What's going on is that Go time.Time values have a Location, also known as a time zone. When you format a time.Time into a string, it uses its location (time zone) to decide how to represent itself. So if tstamp's location is your local time zone, you get the 18:00 that you expect. If tstamp's location has wound up as UTC for some reason, you will get your local 18:00 in UTC, whatever that is. And so on.

Go's time.Now() specifically returns a time.Time that is located in local time, whatever that is, so if you have a timestamp that comes from that it will behave as you expect. However, time.Time values that you get from elsewhere may carry different locations along with them. In particular, if you decode a DateTime value from JSON (in Go), that time value may have carried with it a time zone which will be faithfully propagated into the time.Time value you get. Depending on what generated the JSON, that time zone may be UTC, it may be your local time zone, or it may be something else. This behavior may be surprising if your mental model of decoding a JSON date and time value is that you basically generate a Unix style seconds since epoch value that's neutral on time zones.

(JSON dates and times are commonly represented and decoded in RFC 3339 format or some variant of it.)

The solution is to say what you mean. If you want to format a time.Time value as local time, instead of whatever random time zone it came to you as, you should first make it in local time with .Local(). So instead of tstamp.Format("15:04"), use tstamp.Local().Format("15:04"). Similarly, if you want to format the time in UTC, say that with .UTC(). Unless you're sure you know what you're doing and where your time.Time values came from, using a bare .Format() is probably a mistake.

One potentially surprising place this can come up is in templates. If you have a time.Time value as a template variable, it feels natural to format it with (eg) '{{ .StartsAt.Format "15:04" }}'. But that's probably a mistake unless the time zone for the StartsAt template variable is explicitly documented. Instead, you want '{{ .StartsAt.Local.Format "15:04" }}', which will avoid current and future surprises.

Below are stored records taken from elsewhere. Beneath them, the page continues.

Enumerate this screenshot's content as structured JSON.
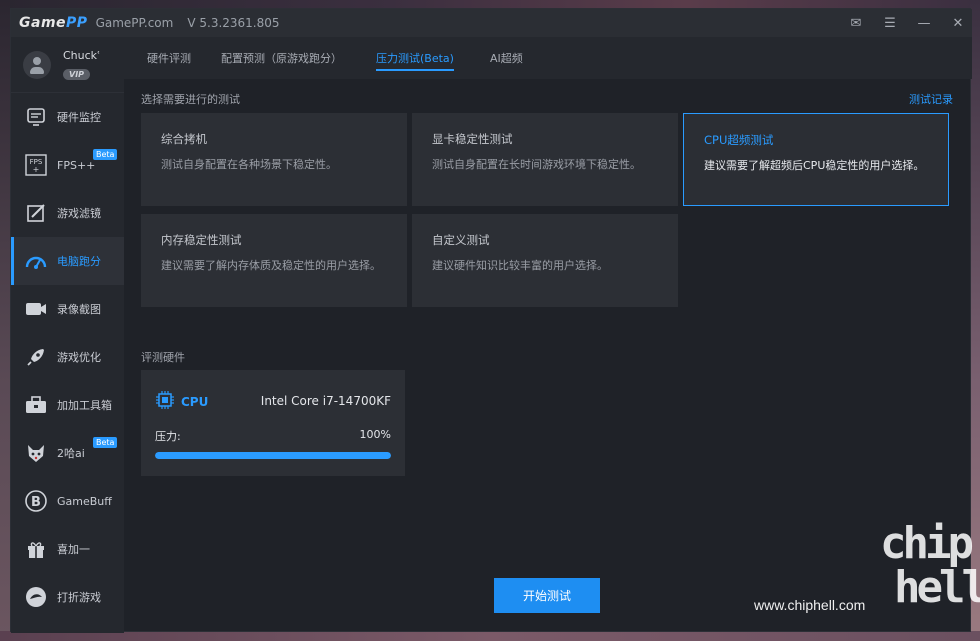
{
  "titlebar": {
    "logo_main": "Game",
    "logo_accent": "PP",
    "site": "GamePP.com",
    "version": "V 5.3.2361.805"
  },
  "user": {
    "name": "Chuckʿ",
    "badge": "VIP"
  },
  "sidebar": {
    "items": [
      {
        "label": "硬件监控",
        "icon": "monitor-icon"
      },
      {
        "label": "FPS++",
        "icon": "fps-icon",
        "tag": "Beta"
      },
      {
        "label": "游戏滤镜",
        "icon": "filter-icon"
      },
      {
        "label": "电脑跑分",
        "icon": "gauge-icon",
        "active": true
      },
      {
        "label": "录像截图",
        "icon": "camera-icon"
      },
      {
        "label": "游戏优化",
        "icon": "rocket-icon"
      },
      {
        "label": "加加工具箱",
        "icon": "toolbox-icon"
      },
      {
        "label": "2哈ai",
        "icon": "husky-icon",
        "tag": "Beta"
      },
      {
        "label": "GameBuff",
        "icon": "gamebuff-icon"
      },
      {
        "label": "喜加一",
        "icon": "gift-icon"
      },
      {
        "label": "打折游戏",
        "icon": "sale-icon"
      }
    ]
  },
  "tabs": [
    {
      "label": "硬件评测"
    },
    {
      "label": "配置预测（原游戏跑分）"
    },
    {
      "label": "压力测试(Beta)",
      "active": true
    },
    {
      "label": "AI超频"
    }
  ],
  "main": {
    "select_label": "选择需要进行的测试",
    "record_link": "测试记录",
    "cards": [
      {
        "title": "综合拷机",
        "desc": "测试自身配置在各种场景下稳定性。"
      },
      {
        "title": "显卡稳定性测试",
        "desc": "测试自身配置在长时间游戏环境下稳定性。"
      },
      {
        "title": "CPU超频测试",
        "desc": "建议需要了解超频后CPU稳定性的用户选择。",
        "selected": true
      },
      {
        "title": "内存稳定性测试",
        "desc": "建议需要了解内存体质及稳定性的用户选择。"
      },
      {
        "title": "自定义测试",
        "desc": "建议硬件知识比较丰富的用户选择。"
      }
    ],
    "hardware_label": "评测硬件",
    "hardware": {
      "type": "CPU",
      "model": "Intel Core i7-14700KF",
      "load_label": "压力:",
      "load_value": "100%",
      "load_fraction": 1.0
    },
    "start_button": "开始测试"
  },
  "watermark": {
    "site": "www.chiphell.com",
    "logo_top": "chip",
    "logo_bottom": "hell"
  },
  "colors": {
    "accent": "#2a9bff",
    "window_bg": "#1f2228",
    "card_bg": "#2c2f35"
  }
}
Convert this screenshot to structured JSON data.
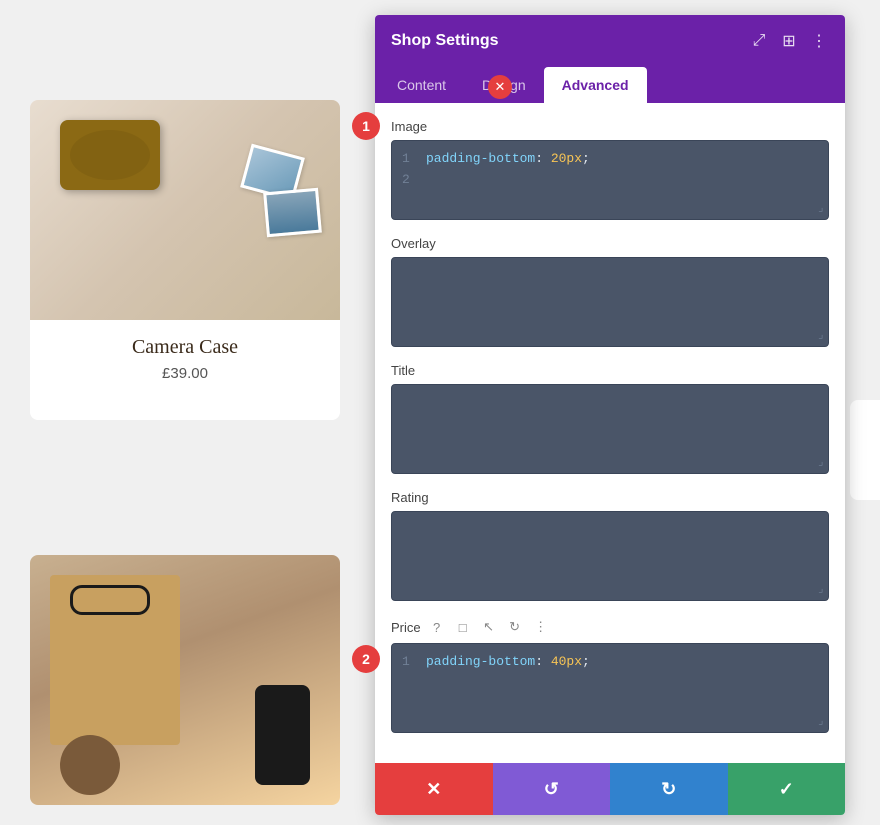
{
  "page": {
    "background_color": "#e8e8e8"
  },
  "panel": {
    "title": "Shop Settings",
    "tabs": [
      {
        "label": "Content",
        "active": false
      },
      {
        "label": "Design",
        "active": false
      },
      {
        "label": "Advanced",
        "active": true
      }
    ],
    "header_icons": {
      "resize_icon": "⤢",
      "grid_icon": "⊞",
      "more_icon": "⋮"
    },
    "sections": [
      {
        "id": "image",
        "label": "Image",
        "step_badge": "1",
        "code_lines": [
          {
            "num": "1",
            "key": "padding-bottom",
            "value": "20px",
            "semi": ";"
          },
          {
            "num": "2",
            "key": "",
            "value": "",
            "semi": ""
          }
        ]
      },
      {
        "id": "overlay",
        "label": "Overlay",
        "code_lines": []
      },
      {
        "id": "title",
        "label": "Title",
        "code_lines": []
      },
      {
        "id": "rating",
        "label": "Rating",
        "code_lines": []
      },
      {
        "id": "price",
        "label": "Price",
        "step_badge": "2",
        "tool_icons": [
          "?",
          "□",
          "↖",
          "↺",
          "⋮"
        ],
        "code_lines": [
          {
            "num": "1",
            "key": "padding-bottom",
            "value": "40px",
            "semi": ";"
          }
        ]
      }
    ],
    "footer": {
      "cancel_icon": "✕",
      "undo_icon": "↺",
      "redo_icon": "↻",
      "save_icon": "✓"
    }
  },
  "product1": {
    "title": "Camera Case",
    "price": "£39.00"
  },
  "badges": {
    "badge1_label": "1",
    "badge2_label": "2"
  }
}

programming/GoTimeHasLocation written at 23:11:49; Add Comment

Page tools: See As Normal.
Login: Password:
Atom Syndication: Recent Pages, Recent Comments.

This dinky wiki is brought to you by the Insane Hackers Guild, Python sub-branch.